    People describe the experience, but in examining the “mechanics” behind it…well, not so much. When a person has experienced tongues, s/he is absolutely convinced as to the ‘scripturalness’ of his/her experience, and the correctness of his/her doctrinal beliefs – this, despite the overwhelming scriptural absence of anything remotely akin to what they’re doing.

    I'm not doubting or questioning the 'experience'; as mentioned, glossolalia as the spiritual tool that it is, can be very powerful and, for many people, the experience is profound. Both the spiritual and physical benefits of using this tool are also well documented. The Again though, it is important to note that this same statement can be made for virtually any other culture that practices glossolalia . Religious and cultural differences aside, the glossolalia an Evenki Shaman in Siberia, a vodoun priestess in Togo and a Christian tongues-speaker in Alabama are producing are in no way different from each other. They’re all producing their glossolalia in the exact same way.

    “Tongues” is to some Christian believers a very real and spiritually meaningful experience but consisting of emotional release via non-linguistic ‘free vocalizations’ at best; non-cognitive non language utterance – the subconscious playing with sounds to create what is perceived and interpreted as actual, meaningful speech.
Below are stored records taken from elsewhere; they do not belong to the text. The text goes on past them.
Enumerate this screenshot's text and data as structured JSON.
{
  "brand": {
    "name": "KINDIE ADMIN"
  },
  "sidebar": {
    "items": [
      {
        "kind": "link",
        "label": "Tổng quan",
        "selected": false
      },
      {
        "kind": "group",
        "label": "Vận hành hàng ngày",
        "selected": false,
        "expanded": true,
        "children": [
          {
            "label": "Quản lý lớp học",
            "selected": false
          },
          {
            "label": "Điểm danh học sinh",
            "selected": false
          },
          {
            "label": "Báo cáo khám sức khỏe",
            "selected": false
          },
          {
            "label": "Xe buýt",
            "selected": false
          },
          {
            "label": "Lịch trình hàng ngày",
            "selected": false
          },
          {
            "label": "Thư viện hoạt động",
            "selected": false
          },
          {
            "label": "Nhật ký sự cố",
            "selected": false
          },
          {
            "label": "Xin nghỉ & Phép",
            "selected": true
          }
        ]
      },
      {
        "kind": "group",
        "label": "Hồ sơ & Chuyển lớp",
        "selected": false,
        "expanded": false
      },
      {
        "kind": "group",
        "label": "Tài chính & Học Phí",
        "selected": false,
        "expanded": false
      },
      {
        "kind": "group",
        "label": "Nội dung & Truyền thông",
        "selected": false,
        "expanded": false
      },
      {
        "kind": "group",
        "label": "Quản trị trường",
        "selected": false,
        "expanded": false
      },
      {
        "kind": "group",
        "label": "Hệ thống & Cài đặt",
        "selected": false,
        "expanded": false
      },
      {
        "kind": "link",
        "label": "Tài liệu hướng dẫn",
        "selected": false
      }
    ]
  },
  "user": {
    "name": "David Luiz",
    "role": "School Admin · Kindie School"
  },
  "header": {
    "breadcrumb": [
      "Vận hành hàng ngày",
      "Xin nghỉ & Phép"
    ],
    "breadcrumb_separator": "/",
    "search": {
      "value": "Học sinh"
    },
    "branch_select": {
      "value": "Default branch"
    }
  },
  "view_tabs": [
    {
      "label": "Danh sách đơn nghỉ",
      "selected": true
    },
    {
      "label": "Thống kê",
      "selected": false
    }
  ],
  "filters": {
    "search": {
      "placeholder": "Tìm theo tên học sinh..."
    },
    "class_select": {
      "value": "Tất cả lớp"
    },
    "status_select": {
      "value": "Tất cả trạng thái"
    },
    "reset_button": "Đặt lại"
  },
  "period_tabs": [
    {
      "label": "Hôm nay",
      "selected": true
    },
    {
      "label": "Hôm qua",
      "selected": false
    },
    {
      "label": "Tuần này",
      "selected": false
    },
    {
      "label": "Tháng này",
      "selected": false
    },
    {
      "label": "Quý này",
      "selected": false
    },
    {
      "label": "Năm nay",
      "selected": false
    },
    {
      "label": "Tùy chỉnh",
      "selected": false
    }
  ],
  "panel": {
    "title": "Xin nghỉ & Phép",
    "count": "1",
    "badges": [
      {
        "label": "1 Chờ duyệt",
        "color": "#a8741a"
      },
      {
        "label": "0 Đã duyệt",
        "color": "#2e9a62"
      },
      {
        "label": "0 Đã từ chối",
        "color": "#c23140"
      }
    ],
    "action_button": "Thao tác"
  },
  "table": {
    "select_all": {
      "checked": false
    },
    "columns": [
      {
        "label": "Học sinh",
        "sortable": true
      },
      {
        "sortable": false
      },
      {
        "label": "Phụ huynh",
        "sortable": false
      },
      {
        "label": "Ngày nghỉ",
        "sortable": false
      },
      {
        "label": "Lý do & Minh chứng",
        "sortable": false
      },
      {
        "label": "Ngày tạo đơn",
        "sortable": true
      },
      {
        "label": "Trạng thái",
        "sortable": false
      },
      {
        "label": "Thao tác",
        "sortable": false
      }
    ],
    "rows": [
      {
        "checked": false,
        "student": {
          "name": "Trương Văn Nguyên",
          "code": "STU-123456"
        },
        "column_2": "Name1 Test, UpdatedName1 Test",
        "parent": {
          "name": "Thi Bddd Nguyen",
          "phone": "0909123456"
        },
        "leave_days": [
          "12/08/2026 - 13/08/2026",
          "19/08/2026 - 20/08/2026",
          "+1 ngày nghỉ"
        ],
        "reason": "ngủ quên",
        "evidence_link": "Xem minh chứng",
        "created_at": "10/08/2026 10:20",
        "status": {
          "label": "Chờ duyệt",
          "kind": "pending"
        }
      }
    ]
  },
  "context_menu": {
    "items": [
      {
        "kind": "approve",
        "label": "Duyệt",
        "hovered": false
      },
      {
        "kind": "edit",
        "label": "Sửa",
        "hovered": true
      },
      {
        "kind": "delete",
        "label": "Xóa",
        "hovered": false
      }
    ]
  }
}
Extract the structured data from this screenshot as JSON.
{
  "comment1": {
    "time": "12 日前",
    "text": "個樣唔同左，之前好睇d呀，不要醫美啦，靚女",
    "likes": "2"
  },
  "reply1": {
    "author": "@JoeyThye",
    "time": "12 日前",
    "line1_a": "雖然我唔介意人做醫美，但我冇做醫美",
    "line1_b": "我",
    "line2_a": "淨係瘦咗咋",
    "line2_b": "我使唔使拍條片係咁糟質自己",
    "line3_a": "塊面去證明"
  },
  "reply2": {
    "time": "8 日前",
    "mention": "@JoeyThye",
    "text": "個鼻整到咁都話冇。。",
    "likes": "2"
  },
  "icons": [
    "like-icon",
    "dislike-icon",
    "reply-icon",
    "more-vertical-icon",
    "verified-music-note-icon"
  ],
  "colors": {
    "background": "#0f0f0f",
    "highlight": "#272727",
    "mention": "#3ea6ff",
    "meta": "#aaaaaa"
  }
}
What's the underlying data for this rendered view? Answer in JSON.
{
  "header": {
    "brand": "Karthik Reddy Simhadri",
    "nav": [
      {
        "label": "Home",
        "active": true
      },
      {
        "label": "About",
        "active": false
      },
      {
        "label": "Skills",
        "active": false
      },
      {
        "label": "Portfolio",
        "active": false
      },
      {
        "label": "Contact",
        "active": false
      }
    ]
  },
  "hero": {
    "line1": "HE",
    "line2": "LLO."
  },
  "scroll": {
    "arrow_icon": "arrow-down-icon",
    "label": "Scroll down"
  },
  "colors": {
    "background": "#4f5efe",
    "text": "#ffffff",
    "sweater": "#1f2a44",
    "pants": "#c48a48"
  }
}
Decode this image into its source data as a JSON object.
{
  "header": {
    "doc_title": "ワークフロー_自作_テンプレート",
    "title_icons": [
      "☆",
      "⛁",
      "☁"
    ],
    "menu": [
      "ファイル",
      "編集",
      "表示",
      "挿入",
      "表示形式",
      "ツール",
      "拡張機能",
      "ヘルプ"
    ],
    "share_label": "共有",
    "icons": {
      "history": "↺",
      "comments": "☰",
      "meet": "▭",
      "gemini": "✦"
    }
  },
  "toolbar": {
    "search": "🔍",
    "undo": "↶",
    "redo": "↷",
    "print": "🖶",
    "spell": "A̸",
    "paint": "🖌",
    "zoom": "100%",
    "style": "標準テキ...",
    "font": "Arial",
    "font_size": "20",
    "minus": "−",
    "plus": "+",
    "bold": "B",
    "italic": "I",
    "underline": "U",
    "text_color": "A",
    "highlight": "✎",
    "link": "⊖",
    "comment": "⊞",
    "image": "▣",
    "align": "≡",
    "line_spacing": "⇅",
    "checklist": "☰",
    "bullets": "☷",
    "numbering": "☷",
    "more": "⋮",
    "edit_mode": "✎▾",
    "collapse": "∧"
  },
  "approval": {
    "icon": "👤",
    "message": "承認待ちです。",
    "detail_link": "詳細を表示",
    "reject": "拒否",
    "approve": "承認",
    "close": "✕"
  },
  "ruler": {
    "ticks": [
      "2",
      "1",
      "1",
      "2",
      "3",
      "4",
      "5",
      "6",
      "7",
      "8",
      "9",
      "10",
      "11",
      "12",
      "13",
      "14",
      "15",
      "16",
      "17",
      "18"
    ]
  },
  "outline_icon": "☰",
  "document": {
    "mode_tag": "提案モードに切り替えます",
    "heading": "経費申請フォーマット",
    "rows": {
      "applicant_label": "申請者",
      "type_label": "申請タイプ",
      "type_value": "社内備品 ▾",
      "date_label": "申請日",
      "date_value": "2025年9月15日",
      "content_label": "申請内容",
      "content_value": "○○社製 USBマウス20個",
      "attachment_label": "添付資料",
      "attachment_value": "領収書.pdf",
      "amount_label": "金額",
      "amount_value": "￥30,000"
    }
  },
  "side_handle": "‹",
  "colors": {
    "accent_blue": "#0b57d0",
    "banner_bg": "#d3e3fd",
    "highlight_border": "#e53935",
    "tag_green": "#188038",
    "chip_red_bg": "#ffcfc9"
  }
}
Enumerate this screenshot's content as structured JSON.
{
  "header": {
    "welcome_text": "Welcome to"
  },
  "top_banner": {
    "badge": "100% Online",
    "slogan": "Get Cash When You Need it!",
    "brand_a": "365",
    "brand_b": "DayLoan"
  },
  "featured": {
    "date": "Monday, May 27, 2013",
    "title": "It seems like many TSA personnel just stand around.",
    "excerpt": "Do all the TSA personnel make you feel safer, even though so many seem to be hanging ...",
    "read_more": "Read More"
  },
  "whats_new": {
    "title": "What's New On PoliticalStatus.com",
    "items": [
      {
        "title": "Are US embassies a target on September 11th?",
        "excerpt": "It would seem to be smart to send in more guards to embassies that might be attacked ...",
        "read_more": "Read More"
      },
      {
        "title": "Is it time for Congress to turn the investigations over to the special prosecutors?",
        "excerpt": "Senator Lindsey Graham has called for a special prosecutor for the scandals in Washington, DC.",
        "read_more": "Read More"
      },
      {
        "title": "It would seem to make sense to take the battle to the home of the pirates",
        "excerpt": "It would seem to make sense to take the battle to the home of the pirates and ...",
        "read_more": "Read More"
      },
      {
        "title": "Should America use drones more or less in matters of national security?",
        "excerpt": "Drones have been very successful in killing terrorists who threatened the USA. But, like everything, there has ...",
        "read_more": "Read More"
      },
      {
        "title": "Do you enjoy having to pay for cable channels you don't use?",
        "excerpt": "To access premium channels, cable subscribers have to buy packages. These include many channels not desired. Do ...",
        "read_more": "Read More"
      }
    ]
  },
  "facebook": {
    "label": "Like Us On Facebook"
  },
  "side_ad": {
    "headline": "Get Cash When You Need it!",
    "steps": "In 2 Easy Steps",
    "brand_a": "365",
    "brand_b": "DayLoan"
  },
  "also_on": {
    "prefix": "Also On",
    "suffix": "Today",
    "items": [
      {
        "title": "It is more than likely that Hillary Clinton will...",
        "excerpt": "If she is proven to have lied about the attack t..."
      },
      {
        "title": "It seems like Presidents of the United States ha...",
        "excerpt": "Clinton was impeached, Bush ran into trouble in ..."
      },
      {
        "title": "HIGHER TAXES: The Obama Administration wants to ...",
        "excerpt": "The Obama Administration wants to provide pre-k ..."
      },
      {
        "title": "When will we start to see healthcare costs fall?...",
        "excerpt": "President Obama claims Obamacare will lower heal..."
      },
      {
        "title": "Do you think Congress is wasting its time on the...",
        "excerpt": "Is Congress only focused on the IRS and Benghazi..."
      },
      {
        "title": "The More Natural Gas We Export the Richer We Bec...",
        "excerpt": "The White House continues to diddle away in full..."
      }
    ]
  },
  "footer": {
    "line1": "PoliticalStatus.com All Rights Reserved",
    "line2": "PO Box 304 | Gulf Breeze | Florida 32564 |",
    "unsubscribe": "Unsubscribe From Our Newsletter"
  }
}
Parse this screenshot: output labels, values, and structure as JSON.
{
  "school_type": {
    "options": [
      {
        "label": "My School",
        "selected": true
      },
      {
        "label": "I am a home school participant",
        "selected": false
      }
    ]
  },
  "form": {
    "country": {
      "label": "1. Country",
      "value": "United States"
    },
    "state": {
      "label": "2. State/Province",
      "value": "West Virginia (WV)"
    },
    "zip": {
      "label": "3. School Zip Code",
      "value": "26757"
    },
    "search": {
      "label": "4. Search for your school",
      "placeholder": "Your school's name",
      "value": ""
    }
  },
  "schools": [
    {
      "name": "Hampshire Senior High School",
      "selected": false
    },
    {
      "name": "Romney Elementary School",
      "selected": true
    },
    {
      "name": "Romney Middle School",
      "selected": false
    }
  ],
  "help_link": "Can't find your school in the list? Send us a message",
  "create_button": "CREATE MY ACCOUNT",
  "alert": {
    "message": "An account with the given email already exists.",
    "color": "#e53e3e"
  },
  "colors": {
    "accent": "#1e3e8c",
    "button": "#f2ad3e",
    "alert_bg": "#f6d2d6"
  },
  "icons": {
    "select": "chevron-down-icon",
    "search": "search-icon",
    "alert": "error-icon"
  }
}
In some cases, I would argue that it is clearly a self/mass delusion prompted by such a strong desire to “experience God” that one creates that experience via “tongues”.

    Known by many different names, “tongues”, “glossolalia”, or more accurately “non-cognitive non-language utterance” (NC-NLU), is practiced by many cultures and religious beliefs from literally all over the world; it is relatively new to Christianity and certainly not unique to it.

    As a point of note, I’m a Linguist, and let me also add here that I am neither a so-called ‘cessationist’ nor a ‘continuationist’ – I do not identify with either term; in fact, I had never heard the two terms until just late in 2016. As far as I’m concerned, quite frankly, since the Biblical reference of “tongues” is to real, rational languages, obviously “tongues” haven’t “ceased”; people still speak.

  2. Thank you for posting this great teaching of a great man of God. I love the Holy Spirit and i love His spiritual gifts upon me especially speaking in tongues.God bless your ministry.

LEAVE YOUR COMMENT

Your email address will not be published. Required fields are marked *